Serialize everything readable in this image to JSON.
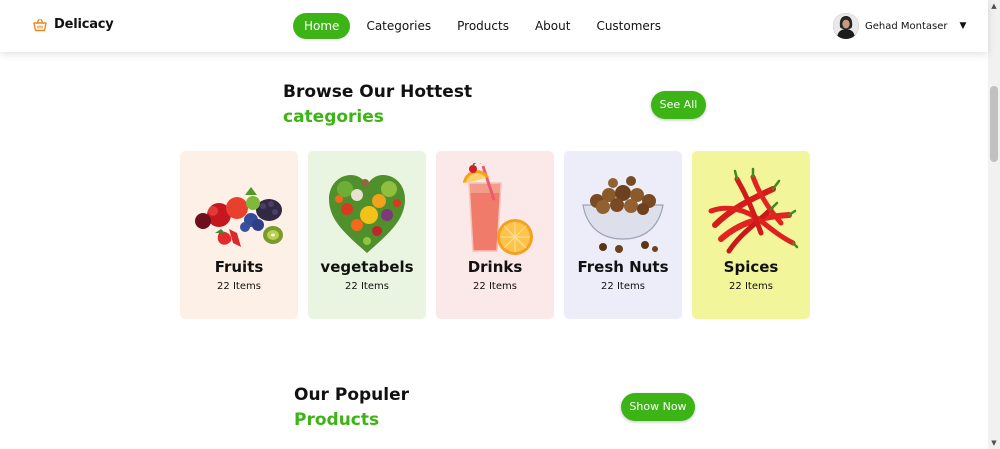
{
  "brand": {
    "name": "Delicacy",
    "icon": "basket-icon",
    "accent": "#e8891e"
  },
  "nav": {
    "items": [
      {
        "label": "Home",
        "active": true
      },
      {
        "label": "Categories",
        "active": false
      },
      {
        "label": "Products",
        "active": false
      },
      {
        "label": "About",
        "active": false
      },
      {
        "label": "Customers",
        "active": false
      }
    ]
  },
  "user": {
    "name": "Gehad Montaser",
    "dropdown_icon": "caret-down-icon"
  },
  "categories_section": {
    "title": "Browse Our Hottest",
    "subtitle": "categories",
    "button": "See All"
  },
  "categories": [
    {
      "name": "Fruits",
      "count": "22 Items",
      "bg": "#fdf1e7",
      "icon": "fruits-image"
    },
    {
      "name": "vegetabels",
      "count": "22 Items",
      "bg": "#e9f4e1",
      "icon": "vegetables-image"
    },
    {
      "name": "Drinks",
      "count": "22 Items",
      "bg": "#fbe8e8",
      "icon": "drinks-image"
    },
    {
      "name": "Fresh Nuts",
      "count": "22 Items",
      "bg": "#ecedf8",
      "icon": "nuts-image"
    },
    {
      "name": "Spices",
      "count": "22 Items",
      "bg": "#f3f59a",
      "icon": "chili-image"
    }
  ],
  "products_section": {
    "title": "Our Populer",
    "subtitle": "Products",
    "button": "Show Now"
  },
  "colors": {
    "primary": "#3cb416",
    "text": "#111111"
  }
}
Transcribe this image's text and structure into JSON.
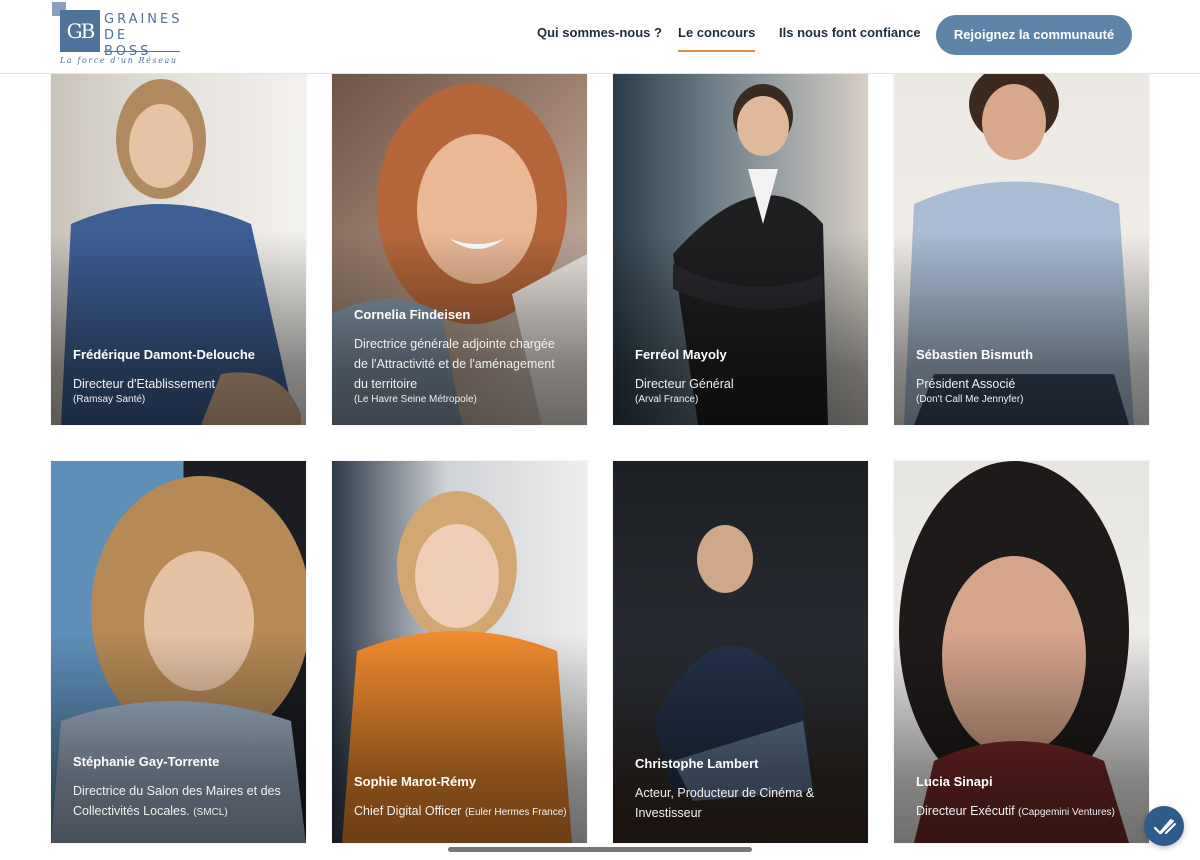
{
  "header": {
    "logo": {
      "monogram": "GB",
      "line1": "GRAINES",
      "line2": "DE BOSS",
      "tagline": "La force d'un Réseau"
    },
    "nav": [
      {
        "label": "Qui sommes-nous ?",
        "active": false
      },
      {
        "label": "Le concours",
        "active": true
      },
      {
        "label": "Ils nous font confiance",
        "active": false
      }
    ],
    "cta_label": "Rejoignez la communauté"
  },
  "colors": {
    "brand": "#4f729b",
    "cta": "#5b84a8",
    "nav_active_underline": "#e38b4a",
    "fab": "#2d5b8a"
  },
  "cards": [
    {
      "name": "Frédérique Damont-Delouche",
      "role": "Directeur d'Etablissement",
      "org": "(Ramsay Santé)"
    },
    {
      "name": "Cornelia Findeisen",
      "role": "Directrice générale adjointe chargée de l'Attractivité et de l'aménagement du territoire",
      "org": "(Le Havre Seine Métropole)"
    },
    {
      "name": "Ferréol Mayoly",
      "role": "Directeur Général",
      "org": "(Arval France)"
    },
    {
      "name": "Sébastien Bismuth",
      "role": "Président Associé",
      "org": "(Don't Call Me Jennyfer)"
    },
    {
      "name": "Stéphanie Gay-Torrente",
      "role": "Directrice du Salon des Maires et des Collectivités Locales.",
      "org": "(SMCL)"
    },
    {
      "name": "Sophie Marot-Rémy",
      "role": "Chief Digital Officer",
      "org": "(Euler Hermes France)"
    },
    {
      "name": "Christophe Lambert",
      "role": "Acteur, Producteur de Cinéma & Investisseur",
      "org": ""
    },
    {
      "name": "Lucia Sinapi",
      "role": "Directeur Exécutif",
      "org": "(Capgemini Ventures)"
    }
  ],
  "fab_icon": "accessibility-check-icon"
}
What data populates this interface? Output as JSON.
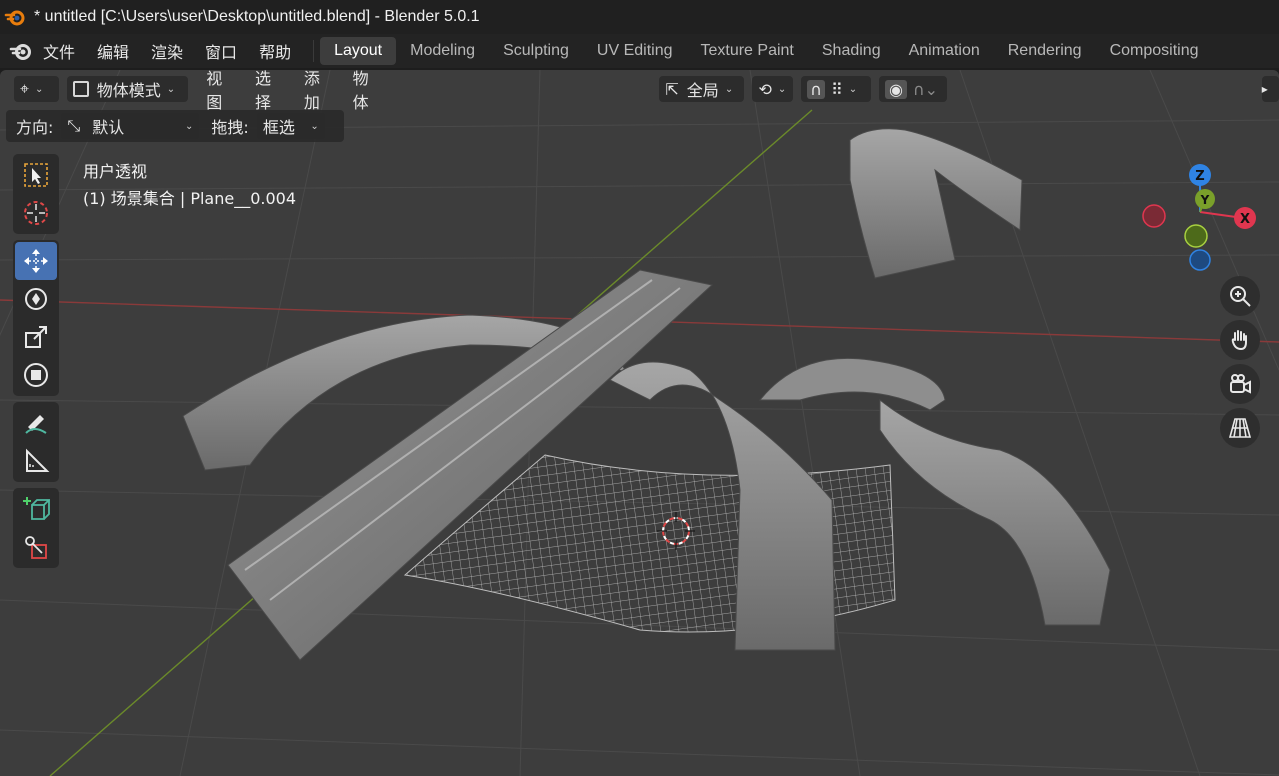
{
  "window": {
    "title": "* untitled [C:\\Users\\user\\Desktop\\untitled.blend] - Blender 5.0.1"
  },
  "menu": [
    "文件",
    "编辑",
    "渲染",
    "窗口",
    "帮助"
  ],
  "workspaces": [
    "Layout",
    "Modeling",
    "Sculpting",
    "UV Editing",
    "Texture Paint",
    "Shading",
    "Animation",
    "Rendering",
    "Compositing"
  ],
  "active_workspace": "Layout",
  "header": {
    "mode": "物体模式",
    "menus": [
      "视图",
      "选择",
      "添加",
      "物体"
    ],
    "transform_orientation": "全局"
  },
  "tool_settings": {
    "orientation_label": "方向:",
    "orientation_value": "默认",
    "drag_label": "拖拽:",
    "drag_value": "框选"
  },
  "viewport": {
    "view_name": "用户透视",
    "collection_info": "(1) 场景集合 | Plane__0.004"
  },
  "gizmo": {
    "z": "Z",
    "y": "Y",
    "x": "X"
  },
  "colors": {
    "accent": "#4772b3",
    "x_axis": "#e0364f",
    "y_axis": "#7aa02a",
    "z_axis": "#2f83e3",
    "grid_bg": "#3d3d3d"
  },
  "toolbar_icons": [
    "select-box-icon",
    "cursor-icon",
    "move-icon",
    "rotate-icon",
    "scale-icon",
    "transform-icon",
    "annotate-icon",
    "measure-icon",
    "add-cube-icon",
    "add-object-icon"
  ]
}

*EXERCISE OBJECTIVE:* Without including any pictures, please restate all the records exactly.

*EXERCISE RESULT:*
Serialize everything readable in this image to JSON.
{
  "brand": {
    "name": "Delicacy",
    "icon": "basket-icon",
    "accent": "#e8891e"
  },
  "nav": {
    "items": [
      {
        "label": "Home",
        "active": true
      },
      {
        "label": "Categories",
        "active": false
      },
      {
        "label": "Products",
        "active": false
      },
      {
        "label": "About",
        "active": false
      },
      {
        "label": "Customers",
        "active": false
      }
    ]
  },
  "user": {
    "name": "Gehad Montaser",
    "dropdown_icon": "caret-down-icon"
  },
  "categories_section": {
    "title": "Browse Our Hottest",
    "subtitle": "categories",
    "button": "See All"
  },
  "categories": [
    {
      "name": "Fruits",
      "count": "22 Items",
      "bg": "#fdf1e7",
      "icon": "fruits-image"
    },
    {
      "name": "vegetabels",
      "count": "22 Items",
      "bg": "#e9f4e1",
      "icon": "vegetables-image"
    },
    {
      "name": "Drinks",
      "count": "22 Items",
      "bg": "#fbe8e8",
      "icon": "drinks-image"
    },
    {
      "name": "Fresh Nuts",
      "count": "22 Items",
      "bg": "#ecedf8",
      "icon": "nuts-image"
    },
    {
      "name": "Spices",
      "count": "22 Items",
      "bg": "#f3f59a",
      "icon": "chili-image"
    }
  ],
  "products_section": {
    "title": "Our Populer",
    "subtitle": "Products",
    "button": "Show Now"
  },
  "colors": {
    "primary": "#3cb416",
    "text": "#111111"
  }
}
Transcribe this image's text and structure into JSON.
{
  "header": {
    "logo": {
      "monogram": "GB",
      "line1": "GRAINES",
      "line2": "DE BOSS",
      "tagline": "La force d'un Réseau"
    },
    "nav": [
      {
        "label": "Qui sommes-nous ?",
        "active": false
      },
      {
        "label": "Le concours",
        "active": true
      },
      {
        "label": "Ils nous font confiance",
        "active": false
      }
    ],
    "cta_label": "Rejoignez la communauté"
  },
  "colors": {
    "brand": "#4f729b",
    "cta": "#5b84a8",
    "nav_active_underline": "#e38b4a",
    "fab": "#2d5b8a"
  },
  "cards": [
    {
      "name": "Frédérique Damont-Delouche",
      "role": "Directeur d'Etablissement",
      "org": "(Ramsay Santé)"
    },
    {
      "name": "Cornelia Findeisen",
      "role": "Directrice générale adjointe chargée de l'Attractivité et de l'aménagement du territoire",
      "org": "(Le Havre Seine Métropole)"
    },
    {
      "name": "Ferréol Mayoly",
      "role": "Directeur Général",
      "org": "(Arval France)"
    },
    {
      "name": "Sébastien Bismuth",
      "role": "Président Associé",
      "org": "(Don't Call Me Jennyfer)"
    },
    {
      "name": "Stéphanie Gay-Torrente",
      "role": "Directrice du Salon des Maires et des Collectivités Locales.",
      "org": "(SMCL)"
    },
    {
      "name": "Sophie Marot-Rémy",
      "role": "Chief Digital Officer",
      "org": "(Euler Hermes France)"
    },
    {
      "name": "Christophe Lambert",
      "role": "Acteur, Producteur de Cinéma & Investisseur",
      "org": ""
    },
    {
      "name": "Lucia Sinapi",
      "role": "Directeur Exécutif",
      "org": "(Capgemini Ventures)"
    }
  ],
  "fab_icon": "accessibility-check-icon"
}
What data populates this interface? Output as JSON.
{
  "window": {
    "title": "* untitled [C:\\Users\\user\\Desktop\\untitled.blend] - Blender 5.0.1"
  },
  "menu": [
    "文件",
    "编辑",
    "渲染",
    "窗口",
    "帮助"
  ],
  "workspaces": [
    "Layout",
    "Modeling",
    "Sculpting",
    "UV Editing",
    "Texture Paint",
    "Shading",
    "Animation",
    "Rendering",
    "Compositing"
  ],
  "active_workspace": "Layout",
  "header": {
    "mode": "物体模式",
    "menus": [
      "视图",
      "选择",
      "添加",
      "物体"
    ],
    "transform_orientation": "全局"
  },
  "tool_settings": {
    "orientation_label": "方向:",
    "orientation_value": "默认",
    "drag_label": "拖拽:",
    "drag_value": "框选"
  },
  "viewport": {
    "view_name": "用户透视",
    "collection_info": "(1) 场景集合 | Plane__0.004"
  },
  "gizmo": {
    "z": "Z",
    "y": "Y",
    "x": "X"
  },
  "colors": {
    "accent": "#4772b3",
    "x_axis": "#e0364f",
    "y_axis": "#7aa02a",
    "z_axis": "#2f83e3",
    "grid_bg": "#3d3d3d"
  },
  "toolbar_icons": [
    "select-box-icon",
    "cursor-icon",
    "move-icon",
    "rotate-icon",
    "scale-icon",
    "transform-icon",
    "annotate-icon",
    "measure-icon",
    "add-cube-icon",
    "add-object-icon"
  ]
}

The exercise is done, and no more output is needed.